# [ABOUT THIS TASK]
Among the entries below, count the lines where the string "Windows" occurs, and give only the number.

# [INFORMATION SUPPLIED]
--

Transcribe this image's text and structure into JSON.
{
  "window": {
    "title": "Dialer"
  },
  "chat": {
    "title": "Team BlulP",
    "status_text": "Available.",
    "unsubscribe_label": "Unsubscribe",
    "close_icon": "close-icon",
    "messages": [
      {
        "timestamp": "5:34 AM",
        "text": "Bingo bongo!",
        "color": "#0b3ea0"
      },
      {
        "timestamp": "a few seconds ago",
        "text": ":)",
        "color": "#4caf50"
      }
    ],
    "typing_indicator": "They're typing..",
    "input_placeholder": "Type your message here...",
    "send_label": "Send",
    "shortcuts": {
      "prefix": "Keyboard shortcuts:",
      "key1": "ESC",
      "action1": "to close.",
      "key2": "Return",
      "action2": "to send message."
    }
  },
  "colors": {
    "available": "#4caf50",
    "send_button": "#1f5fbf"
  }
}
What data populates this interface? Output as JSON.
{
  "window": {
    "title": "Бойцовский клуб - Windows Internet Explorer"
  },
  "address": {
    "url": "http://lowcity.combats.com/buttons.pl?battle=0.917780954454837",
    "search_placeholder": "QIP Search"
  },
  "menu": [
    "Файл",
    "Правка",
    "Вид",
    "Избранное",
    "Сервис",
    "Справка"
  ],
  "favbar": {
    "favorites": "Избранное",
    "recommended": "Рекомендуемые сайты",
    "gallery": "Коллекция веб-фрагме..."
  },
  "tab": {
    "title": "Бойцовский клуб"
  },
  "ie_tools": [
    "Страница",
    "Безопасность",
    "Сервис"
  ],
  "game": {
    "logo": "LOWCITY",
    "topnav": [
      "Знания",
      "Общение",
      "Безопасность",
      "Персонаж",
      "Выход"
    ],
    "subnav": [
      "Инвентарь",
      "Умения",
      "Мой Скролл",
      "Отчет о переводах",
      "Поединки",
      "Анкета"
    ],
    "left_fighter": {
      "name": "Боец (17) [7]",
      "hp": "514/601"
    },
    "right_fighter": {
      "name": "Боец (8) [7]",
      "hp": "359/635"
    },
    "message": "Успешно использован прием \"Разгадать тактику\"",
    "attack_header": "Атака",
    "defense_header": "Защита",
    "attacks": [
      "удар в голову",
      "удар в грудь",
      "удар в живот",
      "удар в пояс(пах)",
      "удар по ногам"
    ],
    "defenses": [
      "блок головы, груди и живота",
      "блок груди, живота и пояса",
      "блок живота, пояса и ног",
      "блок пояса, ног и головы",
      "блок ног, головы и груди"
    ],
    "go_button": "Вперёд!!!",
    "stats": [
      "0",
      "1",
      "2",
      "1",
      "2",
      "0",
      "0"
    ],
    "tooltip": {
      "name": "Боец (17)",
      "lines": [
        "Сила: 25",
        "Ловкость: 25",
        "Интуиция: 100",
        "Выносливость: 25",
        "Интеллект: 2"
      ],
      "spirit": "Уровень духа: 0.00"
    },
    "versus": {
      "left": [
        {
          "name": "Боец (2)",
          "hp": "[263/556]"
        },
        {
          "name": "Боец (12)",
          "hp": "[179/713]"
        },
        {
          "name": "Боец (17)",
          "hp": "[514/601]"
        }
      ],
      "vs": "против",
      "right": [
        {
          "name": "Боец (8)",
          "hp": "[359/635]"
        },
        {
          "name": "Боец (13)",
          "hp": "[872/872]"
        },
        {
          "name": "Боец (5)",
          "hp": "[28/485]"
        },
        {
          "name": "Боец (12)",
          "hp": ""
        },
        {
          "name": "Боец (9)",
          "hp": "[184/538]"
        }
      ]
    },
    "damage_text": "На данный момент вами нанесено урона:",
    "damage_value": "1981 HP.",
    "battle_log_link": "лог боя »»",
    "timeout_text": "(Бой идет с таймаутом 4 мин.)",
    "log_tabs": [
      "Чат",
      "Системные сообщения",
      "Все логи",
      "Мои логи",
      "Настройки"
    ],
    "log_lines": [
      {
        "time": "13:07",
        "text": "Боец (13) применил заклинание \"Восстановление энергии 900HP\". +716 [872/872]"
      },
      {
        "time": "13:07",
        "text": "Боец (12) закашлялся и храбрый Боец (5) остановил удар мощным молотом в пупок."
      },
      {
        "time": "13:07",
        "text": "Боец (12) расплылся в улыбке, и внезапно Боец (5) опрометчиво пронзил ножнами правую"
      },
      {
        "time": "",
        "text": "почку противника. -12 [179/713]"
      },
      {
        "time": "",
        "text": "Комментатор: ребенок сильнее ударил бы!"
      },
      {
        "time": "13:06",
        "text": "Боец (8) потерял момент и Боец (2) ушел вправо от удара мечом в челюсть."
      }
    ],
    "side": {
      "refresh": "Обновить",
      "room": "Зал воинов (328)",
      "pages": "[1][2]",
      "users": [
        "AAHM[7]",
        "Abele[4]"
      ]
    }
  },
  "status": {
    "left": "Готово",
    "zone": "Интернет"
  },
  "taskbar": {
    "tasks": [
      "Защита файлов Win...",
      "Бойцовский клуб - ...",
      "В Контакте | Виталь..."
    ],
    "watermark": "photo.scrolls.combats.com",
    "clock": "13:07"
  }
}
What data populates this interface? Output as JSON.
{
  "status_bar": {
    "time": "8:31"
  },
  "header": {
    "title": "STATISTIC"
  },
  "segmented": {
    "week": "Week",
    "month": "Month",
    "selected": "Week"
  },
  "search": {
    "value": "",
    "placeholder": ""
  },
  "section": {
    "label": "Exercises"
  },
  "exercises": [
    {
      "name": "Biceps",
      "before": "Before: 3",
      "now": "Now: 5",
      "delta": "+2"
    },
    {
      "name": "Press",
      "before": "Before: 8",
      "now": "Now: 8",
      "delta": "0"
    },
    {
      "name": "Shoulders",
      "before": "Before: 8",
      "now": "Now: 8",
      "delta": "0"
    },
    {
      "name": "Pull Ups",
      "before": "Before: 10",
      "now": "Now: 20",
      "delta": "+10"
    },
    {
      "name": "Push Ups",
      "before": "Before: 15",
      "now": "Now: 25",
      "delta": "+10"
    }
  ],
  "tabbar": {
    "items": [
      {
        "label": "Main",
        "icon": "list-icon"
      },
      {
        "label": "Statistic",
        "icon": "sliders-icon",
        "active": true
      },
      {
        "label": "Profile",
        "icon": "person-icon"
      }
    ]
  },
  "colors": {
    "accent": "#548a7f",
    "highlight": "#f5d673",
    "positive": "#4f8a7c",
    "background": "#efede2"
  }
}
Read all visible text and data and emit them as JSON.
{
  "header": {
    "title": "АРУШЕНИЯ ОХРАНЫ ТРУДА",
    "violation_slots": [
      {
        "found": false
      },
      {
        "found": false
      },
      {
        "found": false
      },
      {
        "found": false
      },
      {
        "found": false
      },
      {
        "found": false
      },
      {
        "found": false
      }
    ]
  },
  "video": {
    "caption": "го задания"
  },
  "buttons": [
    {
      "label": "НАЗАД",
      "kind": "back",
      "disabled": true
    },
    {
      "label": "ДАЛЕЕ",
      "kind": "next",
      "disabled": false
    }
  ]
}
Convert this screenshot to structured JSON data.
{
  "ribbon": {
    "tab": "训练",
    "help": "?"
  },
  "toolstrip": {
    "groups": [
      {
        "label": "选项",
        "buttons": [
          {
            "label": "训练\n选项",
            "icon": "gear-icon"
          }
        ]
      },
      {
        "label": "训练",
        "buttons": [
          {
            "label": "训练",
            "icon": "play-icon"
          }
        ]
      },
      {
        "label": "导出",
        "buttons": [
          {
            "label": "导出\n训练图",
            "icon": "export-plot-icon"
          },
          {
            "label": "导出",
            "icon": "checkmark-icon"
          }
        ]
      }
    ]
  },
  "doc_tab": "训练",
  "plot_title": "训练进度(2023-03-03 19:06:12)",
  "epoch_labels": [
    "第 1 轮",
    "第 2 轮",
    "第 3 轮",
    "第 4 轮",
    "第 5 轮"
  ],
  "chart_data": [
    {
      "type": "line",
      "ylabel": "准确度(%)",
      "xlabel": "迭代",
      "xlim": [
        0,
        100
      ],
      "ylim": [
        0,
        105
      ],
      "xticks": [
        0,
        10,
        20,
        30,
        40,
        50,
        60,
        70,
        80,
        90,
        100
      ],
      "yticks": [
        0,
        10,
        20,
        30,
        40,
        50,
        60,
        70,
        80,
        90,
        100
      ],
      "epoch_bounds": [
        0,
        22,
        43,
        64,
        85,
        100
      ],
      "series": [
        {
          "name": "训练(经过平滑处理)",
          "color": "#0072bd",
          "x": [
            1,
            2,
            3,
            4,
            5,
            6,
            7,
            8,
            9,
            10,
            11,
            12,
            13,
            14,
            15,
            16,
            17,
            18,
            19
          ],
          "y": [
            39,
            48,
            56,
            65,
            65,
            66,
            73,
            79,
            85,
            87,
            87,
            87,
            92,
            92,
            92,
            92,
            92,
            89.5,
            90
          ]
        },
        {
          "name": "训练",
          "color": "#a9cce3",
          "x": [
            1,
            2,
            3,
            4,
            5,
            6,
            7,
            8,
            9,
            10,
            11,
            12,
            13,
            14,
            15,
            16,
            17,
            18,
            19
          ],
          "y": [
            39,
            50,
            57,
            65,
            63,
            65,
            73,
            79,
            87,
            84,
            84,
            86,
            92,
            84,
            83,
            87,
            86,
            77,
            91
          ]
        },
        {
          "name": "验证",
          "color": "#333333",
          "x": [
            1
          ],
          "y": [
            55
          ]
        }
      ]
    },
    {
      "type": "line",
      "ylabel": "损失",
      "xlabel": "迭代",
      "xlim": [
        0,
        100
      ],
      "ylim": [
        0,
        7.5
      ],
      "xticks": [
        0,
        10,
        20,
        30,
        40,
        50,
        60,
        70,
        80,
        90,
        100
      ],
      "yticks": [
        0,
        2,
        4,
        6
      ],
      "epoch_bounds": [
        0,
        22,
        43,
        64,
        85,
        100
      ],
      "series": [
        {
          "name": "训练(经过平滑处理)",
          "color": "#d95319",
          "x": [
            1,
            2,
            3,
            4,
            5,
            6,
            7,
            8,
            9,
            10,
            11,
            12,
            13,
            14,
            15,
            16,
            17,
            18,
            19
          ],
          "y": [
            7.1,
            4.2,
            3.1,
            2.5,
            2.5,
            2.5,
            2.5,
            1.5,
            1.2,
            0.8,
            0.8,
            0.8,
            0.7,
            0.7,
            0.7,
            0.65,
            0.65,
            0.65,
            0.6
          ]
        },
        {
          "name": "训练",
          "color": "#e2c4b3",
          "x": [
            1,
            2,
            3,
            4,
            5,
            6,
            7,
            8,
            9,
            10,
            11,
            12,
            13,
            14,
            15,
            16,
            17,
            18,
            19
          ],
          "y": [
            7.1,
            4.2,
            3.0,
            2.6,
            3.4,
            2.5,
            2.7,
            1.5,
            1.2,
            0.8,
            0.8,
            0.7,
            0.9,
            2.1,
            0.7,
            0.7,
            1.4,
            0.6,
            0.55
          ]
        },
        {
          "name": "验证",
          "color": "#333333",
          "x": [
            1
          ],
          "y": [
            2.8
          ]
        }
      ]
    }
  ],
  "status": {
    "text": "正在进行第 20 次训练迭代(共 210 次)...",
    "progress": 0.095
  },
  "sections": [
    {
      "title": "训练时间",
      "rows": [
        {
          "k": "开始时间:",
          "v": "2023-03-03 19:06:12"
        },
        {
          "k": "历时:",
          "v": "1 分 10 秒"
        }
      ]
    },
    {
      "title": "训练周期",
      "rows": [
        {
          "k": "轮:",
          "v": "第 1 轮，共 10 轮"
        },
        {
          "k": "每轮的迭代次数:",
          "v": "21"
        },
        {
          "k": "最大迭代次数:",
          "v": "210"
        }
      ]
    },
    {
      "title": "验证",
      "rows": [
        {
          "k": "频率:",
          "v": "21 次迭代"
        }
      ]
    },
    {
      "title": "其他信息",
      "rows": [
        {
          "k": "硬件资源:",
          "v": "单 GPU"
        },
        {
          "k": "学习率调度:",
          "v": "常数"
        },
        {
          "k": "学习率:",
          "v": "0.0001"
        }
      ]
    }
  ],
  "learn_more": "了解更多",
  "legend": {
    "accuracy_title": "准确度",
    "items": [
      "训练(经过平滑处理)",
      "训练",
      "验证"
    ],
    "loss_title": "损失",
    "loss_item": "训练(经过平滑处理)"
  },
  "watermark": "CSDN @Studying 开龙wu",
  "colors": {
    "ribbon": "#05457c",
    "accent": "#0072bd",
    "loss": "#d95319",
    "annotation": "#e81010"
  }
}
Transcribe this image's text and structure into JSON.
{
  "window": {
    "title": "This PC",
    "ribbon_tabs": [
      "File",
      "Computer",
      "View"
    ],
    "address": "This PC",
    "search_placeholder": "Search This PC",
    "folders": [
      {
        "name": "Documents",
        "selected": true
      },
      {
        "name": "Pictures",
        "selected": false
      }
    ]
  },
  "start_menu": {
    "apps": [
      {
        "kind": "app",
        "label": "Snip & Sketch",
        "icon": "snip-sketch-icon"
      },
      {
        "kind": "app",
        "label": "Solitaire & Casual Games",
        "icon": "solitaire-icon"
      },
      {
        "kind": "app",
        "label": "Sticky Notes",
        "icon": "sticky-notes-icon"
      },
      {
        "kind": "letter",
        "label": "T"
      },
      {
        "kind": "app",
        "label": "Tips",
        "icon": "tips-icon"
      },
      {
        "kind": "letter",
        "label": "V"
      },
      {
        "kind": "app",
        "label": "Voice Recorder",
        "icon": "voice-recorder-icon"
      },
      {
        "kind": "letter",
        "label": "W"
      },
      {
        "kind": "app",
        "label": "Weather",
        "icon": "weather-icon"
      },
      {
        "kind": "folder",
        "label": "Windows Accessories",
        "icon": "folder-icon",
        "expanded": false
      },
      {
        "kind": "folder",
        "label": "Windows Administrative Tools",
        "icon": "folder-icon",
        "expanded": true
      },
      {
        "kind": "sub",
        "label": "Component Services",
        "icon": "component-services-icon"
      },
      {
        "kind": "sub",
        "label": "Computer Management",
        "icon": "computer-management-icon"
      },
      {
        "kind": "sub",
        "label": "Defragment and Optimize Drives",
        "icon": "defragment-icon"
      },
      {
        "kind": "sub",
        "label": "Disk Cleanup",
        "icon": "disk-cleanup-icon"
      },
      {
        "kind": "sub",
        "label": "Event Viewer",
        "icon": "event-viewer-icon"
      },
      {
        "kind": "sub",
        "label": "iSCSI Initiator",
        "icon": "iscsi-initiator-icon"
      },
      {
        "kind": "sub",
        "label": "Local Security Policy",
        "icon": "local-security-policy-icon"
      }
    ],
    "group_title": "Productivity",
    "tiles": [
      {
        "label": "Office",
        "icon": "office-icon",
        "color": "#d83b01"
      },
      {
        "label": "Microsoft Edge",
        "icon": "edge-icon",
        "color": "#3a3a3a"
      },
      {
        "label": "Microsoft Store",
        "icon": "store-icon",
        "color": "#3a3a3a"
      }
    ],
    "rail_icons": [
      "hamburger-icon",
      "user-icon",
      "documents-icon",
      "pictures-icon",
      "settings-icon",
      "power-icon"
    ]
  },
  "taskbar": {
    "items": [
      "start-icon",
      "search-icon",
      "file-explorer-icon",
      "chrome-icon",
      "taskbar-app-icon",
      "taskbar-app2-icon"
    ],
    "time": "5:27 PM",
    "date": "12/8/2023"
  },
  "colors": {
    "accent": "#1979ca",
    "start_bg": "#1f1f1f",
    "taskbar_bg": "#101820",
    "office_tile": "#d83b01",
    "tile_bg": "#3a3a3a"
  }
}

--

# [TASK OUTPUT]
3